Copy out every line of the records where the string "preview" occurs.

Collected data
· · ·

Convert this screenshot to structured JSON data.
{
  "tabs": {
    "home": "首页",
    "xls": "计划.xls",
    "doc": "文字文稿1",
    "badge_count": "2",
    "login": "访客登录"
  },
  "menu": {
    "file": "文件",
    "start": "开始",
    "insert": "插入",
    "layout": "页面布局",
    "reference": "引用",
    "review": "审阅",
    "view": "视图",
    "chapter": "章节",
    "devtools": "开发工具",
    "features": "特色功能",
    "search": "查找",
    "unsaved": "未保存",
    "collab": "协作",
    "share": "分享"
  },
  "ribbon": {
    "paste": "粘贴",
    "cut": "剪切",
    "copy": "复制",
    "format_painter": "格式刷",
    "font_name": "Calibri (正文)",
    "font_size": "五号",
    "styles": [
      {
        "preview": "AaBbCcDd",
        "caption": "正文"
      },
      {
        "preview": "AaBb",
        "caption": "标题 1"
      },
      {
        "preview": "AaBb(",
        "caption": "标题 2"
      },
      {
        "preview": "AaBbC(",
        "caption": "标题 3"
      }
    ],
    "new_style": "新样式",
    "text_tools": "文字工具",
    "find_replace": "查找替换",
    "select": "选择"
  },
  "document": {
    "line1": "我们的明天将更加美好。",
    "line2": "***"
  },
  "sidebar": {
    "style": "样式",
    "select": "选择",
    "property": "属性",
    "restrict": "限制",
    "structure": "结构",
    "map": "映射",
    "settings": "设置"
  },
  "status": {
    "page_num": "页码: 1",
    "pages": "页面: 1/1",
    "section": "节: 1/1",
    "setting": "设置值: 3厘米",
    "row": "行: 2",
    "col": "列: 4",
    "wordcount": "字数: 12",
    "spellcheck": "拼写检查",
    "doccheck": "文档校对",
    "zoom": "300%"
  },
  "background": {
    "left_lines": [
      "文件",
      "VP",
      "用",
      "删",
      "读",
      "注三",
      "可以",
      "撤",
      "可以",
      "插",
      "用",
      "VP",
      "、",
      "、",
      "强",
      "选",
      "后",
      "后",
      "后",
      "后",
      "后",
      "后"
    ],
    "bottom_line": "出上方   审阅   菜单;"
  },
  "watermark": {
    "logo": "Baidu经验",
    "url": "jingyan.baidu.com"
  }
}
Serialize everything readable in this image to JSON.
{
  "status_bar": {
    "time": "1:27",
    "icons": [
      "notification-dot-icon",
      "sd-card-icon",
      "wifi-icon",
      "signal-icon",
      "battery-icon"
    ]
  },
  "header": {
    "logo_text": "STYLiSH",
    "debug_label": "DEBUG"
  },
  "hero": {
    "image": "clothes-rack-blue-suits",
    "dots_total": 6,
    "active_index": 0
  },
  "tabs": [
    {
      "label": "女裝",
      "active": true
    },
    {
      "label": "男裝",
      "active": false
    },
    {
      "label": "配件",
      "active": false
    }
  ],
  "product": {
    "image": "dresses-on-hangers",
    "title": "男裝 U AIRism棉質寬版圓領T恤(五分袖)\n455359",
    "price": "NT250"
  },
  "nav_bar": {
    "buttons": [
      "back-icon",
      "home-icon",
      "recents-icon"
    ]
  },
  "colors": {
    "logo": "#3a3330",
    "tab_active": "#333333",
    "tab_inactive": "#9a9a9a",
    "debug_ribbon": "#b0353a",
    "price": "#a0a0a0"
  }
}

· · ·

• Answer to the problem:
        "preview": "AaBbCcDd",
        "preview": "AaBb",
        "preview": "AaBb(",
        "preview": "AaBbC(",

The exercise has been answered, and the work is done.